Web page and app entries
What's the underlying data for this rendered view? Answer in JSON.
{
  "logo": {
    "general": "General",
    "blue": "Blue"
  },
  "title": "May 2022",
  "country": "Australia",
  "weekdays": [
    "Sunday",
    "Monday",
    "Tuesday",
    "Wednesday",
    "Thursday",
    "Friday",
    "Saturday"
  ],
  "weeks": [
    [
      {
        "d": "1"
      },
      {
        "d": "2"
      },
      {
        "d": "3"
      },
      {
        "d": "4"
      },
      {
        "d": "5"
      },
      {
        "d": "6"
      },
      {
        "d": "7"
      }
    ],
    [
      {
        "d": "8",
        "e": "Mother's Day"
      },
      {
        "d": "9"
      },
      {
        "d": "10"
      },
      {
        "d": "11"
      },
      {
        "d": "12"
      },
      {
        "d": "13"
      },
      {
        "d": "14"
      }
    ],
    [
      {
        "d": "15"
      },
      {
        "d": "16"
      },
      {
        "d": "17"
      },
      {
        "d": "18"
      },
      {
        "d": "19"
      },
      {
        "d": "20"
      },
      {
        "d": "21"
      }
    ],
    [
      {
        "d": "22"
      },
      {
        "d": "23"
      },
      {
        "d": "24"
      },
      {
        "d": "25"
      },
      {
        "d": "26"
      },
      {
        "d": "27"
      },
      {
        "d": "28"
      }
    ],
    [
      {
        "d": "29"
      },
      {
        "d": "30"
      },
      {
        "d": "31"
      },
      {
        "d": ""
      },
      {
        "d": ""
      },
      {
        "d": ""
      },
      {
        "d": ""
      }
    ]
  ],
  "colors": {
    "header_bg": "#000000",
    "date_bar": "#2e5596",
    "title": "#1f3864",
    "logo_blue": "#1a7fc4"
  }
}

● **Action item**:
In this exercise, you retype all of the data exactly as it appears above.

● **Answer to this exercise**:
What's the underlying data for this rendered view? Answer in JSON.
{
  "logo": {
    "general": "General",
    "blue": "Blue"
  },
  "title": "May 2022",
  "country": "Australia",
  "weekdays": [
    "Sunday",
    "Monday",
    "Tuesday",
    "Wednesday",
    "Thursday",
    "Friday",
    "Saturday"
  ],
  "weeks": [
    [
      {
        "d": "1"
      },
      {
        "d": "2"
      },
      {
        "d": "3"
      },
      {
        "d": "4"
      },
      {
        "d": "5"
      },
      {
        "d": "6"
      },
      {
        "d": "7"
      }
    ],
    [
      {
        "d": "8",
        "e": "Mother's Day"
      },
      {
        "d": "9"
      },
      {
        "d": "10"
      },
      {
        "d": "11"
      },
      {
        "d": "12"
      },
      {
        "d": "13"
      },
      {
        "d": "14"
      }
    ],
    [
      {
        "d": "15"
      },
      {
        "d": "16"
      },
      {
        "d": "17"
      },
      {
        "d": "18"
      },
      {
        "d": "19"
      },
      {
        "d": "20"
      },
      {
        "d": "21"
      }
    ],
    [
      {
        "d": "22"
      },
      {
        "d": "23"
      },
      {
        "d": "24"
      },
      {
        "d": "25"
      },
      {
        "d": "26"
      },
      {
        "d": "27"
      },
      {
        "d": "28"
      }
    ],
    [
      {
        "d": "29"
      },
      {
        "d": "30"
      },
      {
        "d": "31"
      },
      {
        "d": ""
      },
      {
        "d": ""
      },
      {
        "d": ""
      },
      {
        "d": ""
      }
    ]
  ],
  "colors": {
    "header_bg": "#000000",
    "date_bar": "#2e5596",
    "title": "#1f3864",
    "logo_blue": "#1a7fc4"
  }
}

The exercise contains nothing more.